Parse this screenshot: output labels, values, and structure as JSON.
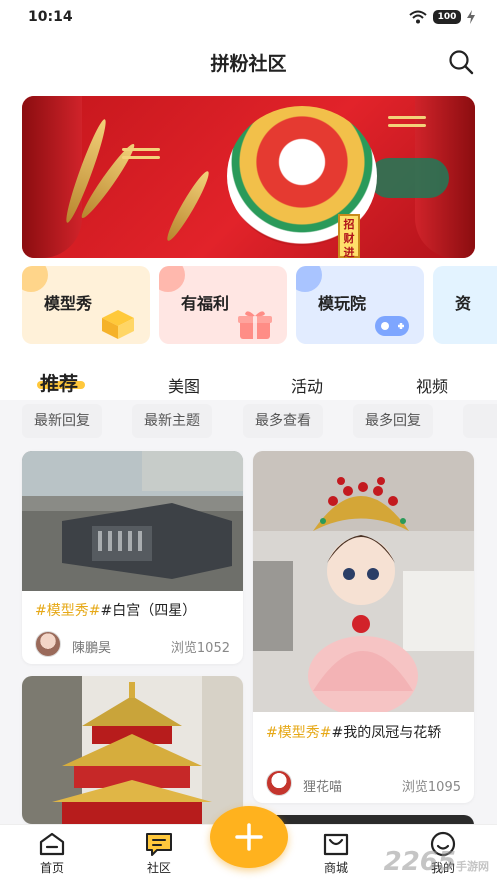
{
  "status_bar": {
    "time": "10:14",
    "battery": "100"
  },
  "header": {
    "title": "拼粉社区"
  },
  "banner": {
    "sign_text": "招财进"
  },
  "categories": [
    {
      "label": "模型秀",
      "color": "#fff1d9",
      "blob": "#ffd58a",
      "icon": "box-icon"
    },
    {
      "label": "有福利",
      "color": "#ffe6e3",
      "blob": "#ffb8ad",
      "icon": "gift-icon"
    },
    {
      "label": "模玩院",
      "color": "#e2ecff",
      "blob": "#a9c4ff",
      "icon": "gamepad-icon"
    },
    {
      "label": "资"
    }
  ],
  "tabs": [
    {
      "label": "推荐",
      "active": true
    },
    {
      "label": "美图"
    },
    {
      "label": "活动"
    },
    {
      "label": "视频"
    }
  ],
  "filters": [
    "最新回复",
    "最新主题",
    "最多查看",
    "最多回复"
  ],
  "posts": [
    {
      "topic": "#模型秀#",
      "title": "#白宫（四星）",
      "author": "陳鵬昊",
      "views": "浏览1052"
    },
    {
      "topic": "#模型秀#",
      "title": "#我的凤冠与花轿",
      "author": "狸花喵",
      "views": "浏览1095"
    },
    {
      "topic": "",
      "title": "",
      "author": "",
      "views": ""
    }
  ],
  "nav": [
    {
      "label": "首页",
      "icon": "home-icon"
    },
    {
      "label": "社区",
      "icon": "community-icon"
    },
    {
      "label": "商城",
      "icon": "shop-icon"
    },
    {
      "label": "我的",
      "icon": "profile-icon"
    }
  ],
  "watermark": {
    "main": "2265",
    "sub": "手游网"
  },
  "colors": {
    "accent": "#ffb21e",
    "topic": "#e6a817"
  }
}
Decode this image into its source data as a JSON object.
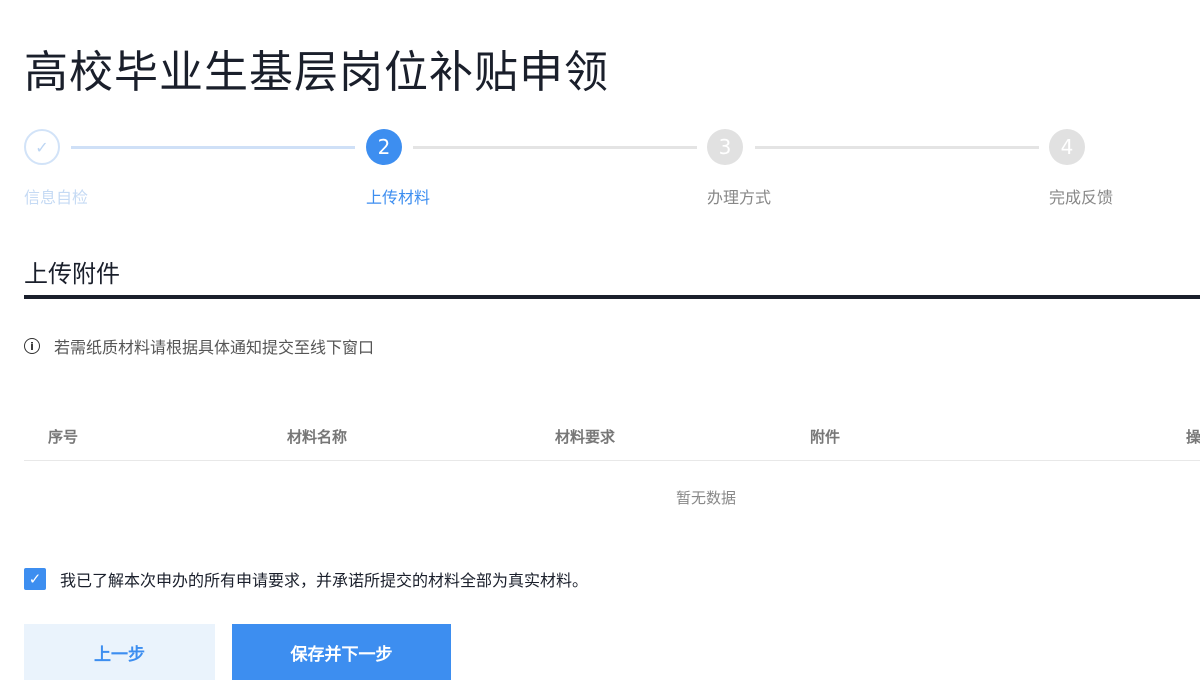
{
  "title": "高校毕业生基层岗位补贴申领",
  "steps": [
    {
      "label": "信息自检",
      "num": "✓"
    },
    {
      "label": "上传材料",
      "num": "2"
    },
    {
      "label": "办理方式",
      "num": "3"
    },
    {
      "label": "完成反馈",
      "num": "4"
    }
  ],
  "section_title": "上传附件",
  "tip": "若需纸质材料请根据具体通知提交至线下窗口",
  "tip_icon": "i",
  "table": {
    "headers": [
      "序号",
      "材料名称",
      "材料要求",
      "附件",
      "操作"
    ],
    "empty": "暂无数据"
  },
  "agreement": {
    "checked": true,
    "text": "我已了解本次申办的所有申请要求，并承诺所提交的材料全部为真实材料。"
  },
  "buttons": {
    "prev": "上一步",
    "next": "保存并下一步"
  },
  "colors": {
    "accent": "#3d8ef0",
    "done": "#c9def7",
    "pending": "#e1e1e1"
  }
}
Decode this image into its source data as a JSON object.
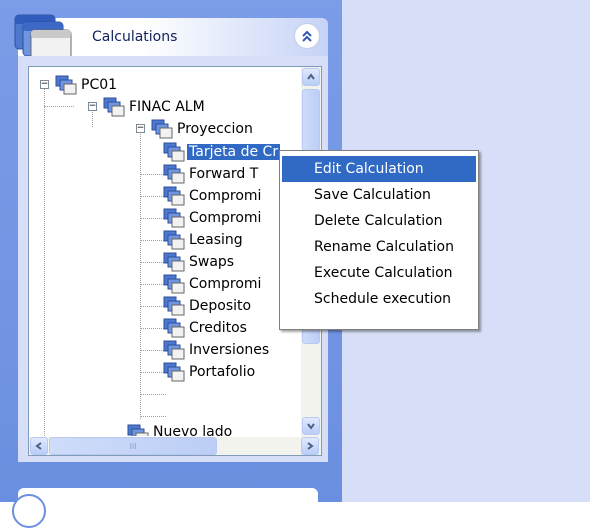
{
  "panel": {
    "title": "Calculations",
    "collapse_icon": "double-chevron-up-icon"
  },
  "tree": {
    "root": "PC01",
    "child": "FINAC ALM",
    "group": "Proyeccion",
    "items": [
      "Tarjeta de Cr",
      "Forward T",
      "Compromi",
      "Compromi",
      "Leasing",
      "Swaps",
      "Compromi",
      "Deposito",
      "Creditos",
      "Inversiones",
      "Portafolio"
    ],
    "selected_index": 0,
    "next_group_partial": "Nuevo lado"
  },
  "context_menu": {
    "items": [
      "Edit Calculation",
      "Save Calculation",
      "Delete Calculation",
      "Rename Calculation",
      "Execute Calculation",
      "Schedule execution"
    ],
    "active_index": 0
  },
  "scrollbar": {
    "h_thumb_label": "III"
  },
  "colors": {
    "selection": "#316ac5",
    "taskpane": "#6b8fe0",
    "tree_bg": "#ffffff"
  }
}
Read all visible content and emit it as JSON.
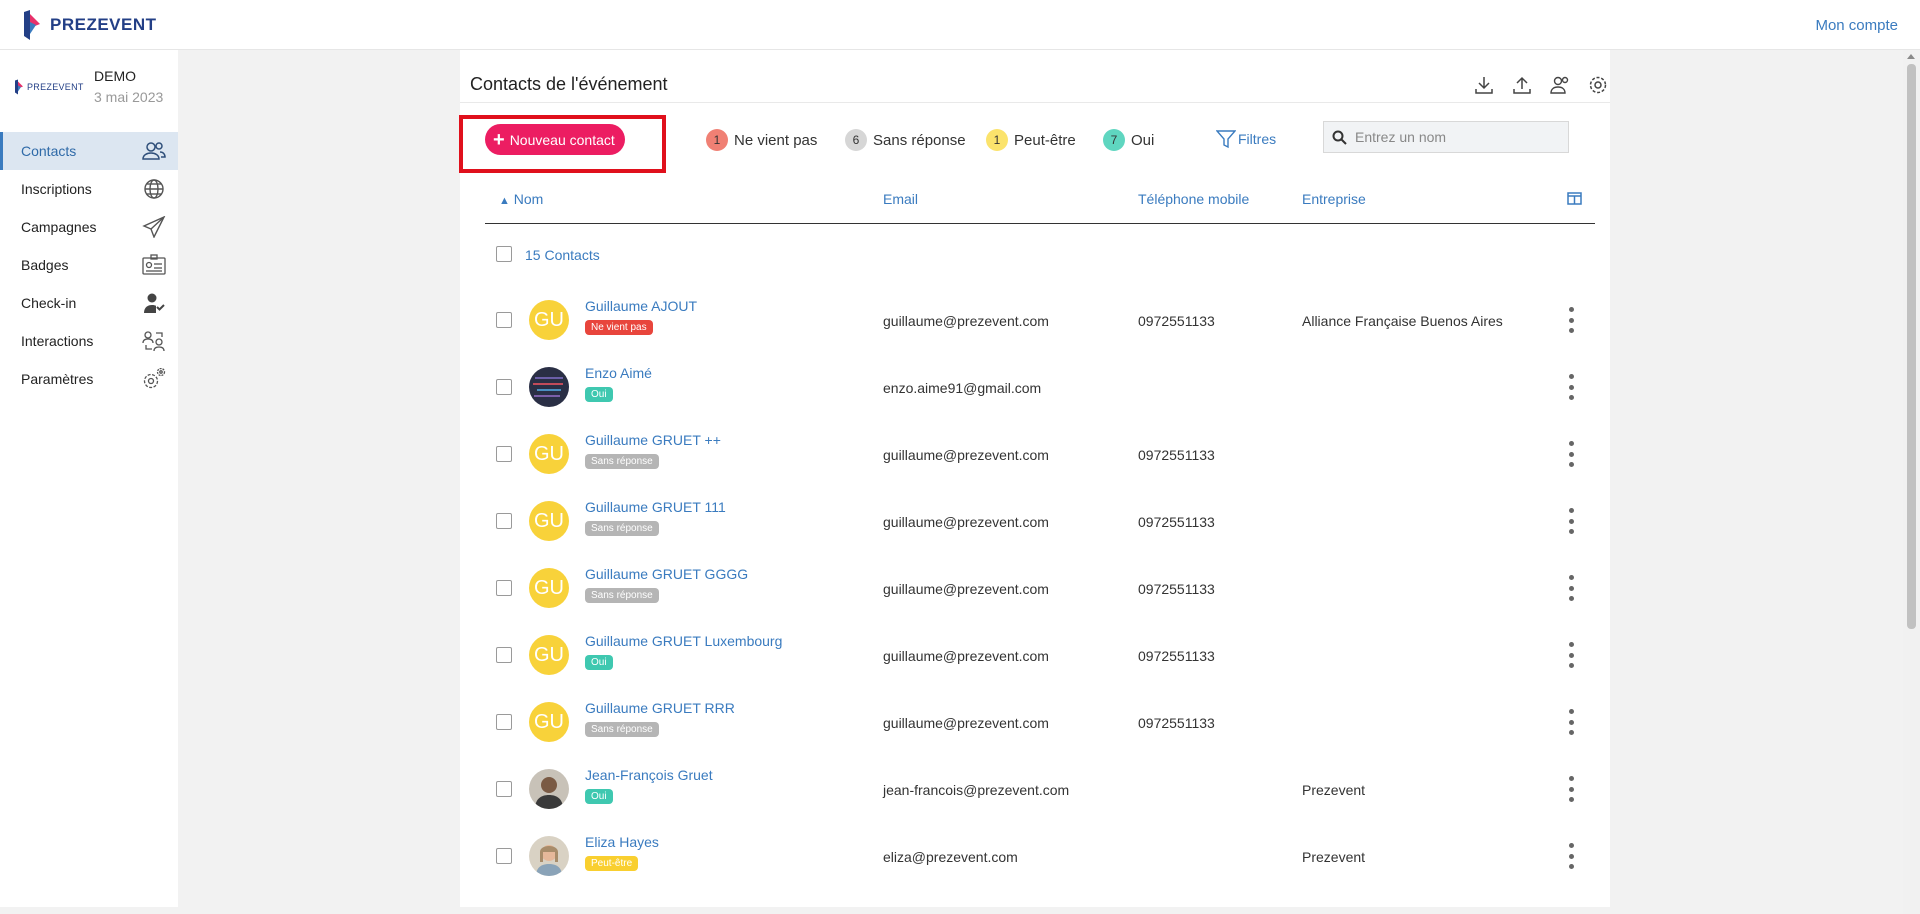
{
  "app": {
    "brand": "PREZEVENT",
    "account_link": "Mon compte"
  },
  "event": {
    "logo_text": "PREZEVENT",
    "name": "DEMO",
    "date": "3 mai 2023"
  },
  "sidebar": {
    "items": [
      {
        "label": "Contacts",
        "icon": "contacts-icon",
        "active": true
      },
      {
        "label": "Inscriptions",
        "icon": "globe-icon"
      },
      {
        "label": "Campagnes",
        "icon": "paper-plane-icon"
      },
      {
        "label": "Badges",
        "icon": "badge-icon"
      },
      {
        "label": "Check-in",
        "icon": "check-in-user-icon"
      },
      {
        "label": "Interactions",
        "icon": "interactions-icon"
      },
      {
        "label": "Paramètres",
        "icon": "settings-gears-icon"
      }
    ]
  },
  "page": {
    "title": "Contacts de l'événement",
    "header_icons": [
      "download-icon",
      "upload-icon",
      "users-icon",
      "gear-icon"
    ]
  },
  "toolbar": {
    "new_contact_label": "Nouveau contact",
    "status_chips": [
      {
        "count": "1",
        "label": "Ne vient pas",
        "color": "#f08074"
      },
      {
        "count": "6",
        "label": "Sans réponse",
        "color": "#d6d6d6"
      },
      {
        "count": "1",
        "label": "Peut-être",
        "color": "#fbe36c"
      },
      {
        "count": "7",
        "label": "Oui",
        "color": "#5fd6c0"
      }
    ],
    "filters_label": "Filtres",
    "search_placeholder": "Entrez un nom"
  },
  "table": {
    "columns": {
      "name": "Nom",
      "email": "Email",
      "phone": "Téléphone mobile",
      "company": "Entreprise"
    },
    "count_label": "15 Contacts",
    "rows": [
      {
        "initials": "GU",
        "name": "Guillaume AJOUT",
        "status": "Ne vient pas",
        "status_color": "#e8453c",
        "email": "guillaume@prezevent.com",
        "phone": "0972551133",
        "company": "Alliance Française Buenos Aires"
      },
      {
        "initials": "",
        "photo": "dark-avatar",
        "name": "Enzo Aimé",
        "status": "Oui",
        "status_color": "#3fc8b0",
        "email": "enzo.aime91@gmail.com",
        "phone": "",
        "company": ""
      },
      {
        "initials": "GU",
        "name": "Guillaume GRUET ++",
        "status": "Sans réponse",
        "status_color": "#b5b5b5",
        "email": "guillaume@prezevent.com",
        "phone": "0972551133",
        "company": ""
      },
      {
        "initials": "GU",
        "name": "Guillaume GRUET 111",
        "status": "Sans réponse",
        "status_color": "#b5b5b5",
        "email": "guillaume@prezevent.com",
        "phone": "0972551133",
        "company": ""
      },
      {
        "initials": "GU",
        "name": "Guillaume GRUET GGGG",
        "status": "Sans réponse",
        "status_color": "#b5b5b5",
        "email": "guillaume@prezevent.com",
        "phone": "0972551133",
        "company": ""
      },
      {
        "initials": "GU",
        "name": "Guillaume GRUET Luxembourg",
        "status": "Oui",
        "status_color": "#3fc8b0",
        "email": "guillaume@prezevent.com",
        "phone": "0972551133",
        "company": ""
      },
      {
        "initials": "GU",
        "name": "Guillaume GRUET RRR",
        "status": "Sans réponse",
        "status_color": "#b5b5b5",
        "email": "guillaume@prezevent.com",
        "phone": "0972551133",
        "company": ""
      },
      {
        "initials": "",
        "photo": "man-avatar",
        "name": "Jean-François Gruet",
        "status": "Oui",
        "status_color": "#3fc8b0",
        "email": "jean-francois@prezevent.com",
        "phone": "",
        "company": "Prezevent"
      },
      {
        "initials": "",
        "photo": "woman-avatar",
        "name": "Eliza Hayes",
        "status": "Peut-être",
        "status_color": "#f9cf2f",
        "email": "eliza@prezevent.com",
        "phone": "",
        "company": "Prezevent"
      }
    ]
  }
}
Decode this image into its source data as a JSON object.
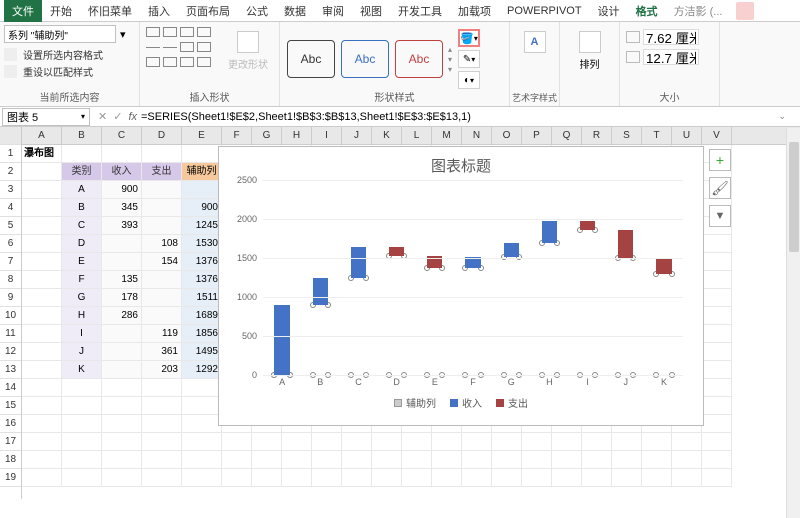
{
  "tabs": [
    "文件",
    "开始",
    "怀旧菜单",
    "插入",
    "页面布局",
    "公式",
    "数据",
    "审阅",
    "视图",
    "开发工具",
    "加载项",
    "POWERPIVOT",
    "设计",
    "格式"
  ],
  "active_tab": "格式",
  "user": "方洁影 (...",
  "ribbon": {
    "selection_value": "系列 \"辅助列\"",
    "set_selection": "设置所选内容格式",
    "reset_match": "重设以匹配样式",
    "group_selection": "当前所选内容",
    "change_shape": "更改形状",
    "group_insert": "插入形状",
    "abc": "Abc",
    "group_shapestyle": "形状样式",
    "wordart": "艺术字样式",
    "arrange": "排列",
    "size_h": "7.62 厘米",
    "size_w": "12.7 厘米",
    "group_size": "大小"
  },
  "namebox": "图表 5",
  "formula": "=SERIES(Sheet1!$E$2,Sheet1!$B$3:$B$13,Sheet1!$E$3:$E$13,1)",
  "columns": [
    "A",
    "B",
    "C",
    "D",
    "E",
    "F",
    "G",
    "H",
    "I",
    "J",
    "K",
    "L",
    "M",
    "N",
    "O",
    "P",
    "Q",
    "R",
    "S",
    "T",
    "U",
    "V"
  ],
  "row_count": 19,
  "table": {
    "title": "瀑布图",
    "headers": [
      "类别",
      "收入",
      "支出",
      "辅助列"
    ],
    "rows": [
      {
        "cat": "A",
        "in": 900,
        "out": "",
        "aux": ""
      },
      {
        "cat": "B",
        "in": 345,
        "out": "",
        "aux": 900
      },
      {
        "cat": "C",
        "in": 393,
        "out": "",
        "aux": 1245
      },
      {
        "cat": "D",
        "in": "",
        "out": 108,
        "aux": 1530
      },
      {
        "cat": "E",
        "in": "",
        "out": 154,
        "aux": 1376
      },
      {
        "cat": "F",
        "in": 135,
        "out": "",
        "aux": 1376
      },
      {
        "cat": "G",
        "in": 178,
        "out": "",
        "aux": 1511
      },
      {
        "cat": "H",
        "in": 286,
        "out": "",
        "aux": 1689
      },
      {
        "cat": "I",
        "in": "",
        "out": 119,
        "aux": 1856
      },
      {
        "cat": "J",
        "in": "",
        "out": 361,
        "aux": 1495
      },
      {
        "cat": "K",
        "in": "",
        "out": 203,
        "aux": 1292
      }
    ]
  },
  "chart_data": {
    "type": "bar",
    "title": "图表标题",
    "categories": [
      "A",
      "B",
      "C",
      "D",
      "E",
      "F",
      "G",
      "H",
      "I",
      "J",
      "K"
    ],
    "series": [
      {
        "name": "辅助列",
        "values": [
          0,
          900,
          1245,
          1530,
          1376,
          1376,
          1511,
          1689,
          1856,
          1495,
          1292
        ]
      },
      {
        "name": "收入",
        "values": [
          900,
          345,
          393,
          0,
          0,
          135,
          178,
          286,
          0,
          0,
          0
        ]
      },
      {
        "name": "支出",
        "values": [
          0,
          0,
          0,
          108,
          154,
          0,
          0,
          0,
          119,
          361,
          203
        ]
      }
    ],
    "ylabel": "",
    "xlabel": "",
    "ylim": [
      0,
      2500
    ],
    "yticks": [
      0,
      500,
      1000,
      1500,
      2000,
      2500
    ],
    "legend": [
      "辅助列",
      "收入",
      "支出"
    ]
  }
}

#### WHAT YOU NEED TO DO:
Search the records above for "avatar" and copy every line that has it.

#### PROBLEM SOLUTION:
        "photo": "dark-avatar",
        "photo": "man-avatar",
        "photo": "woman-avatar",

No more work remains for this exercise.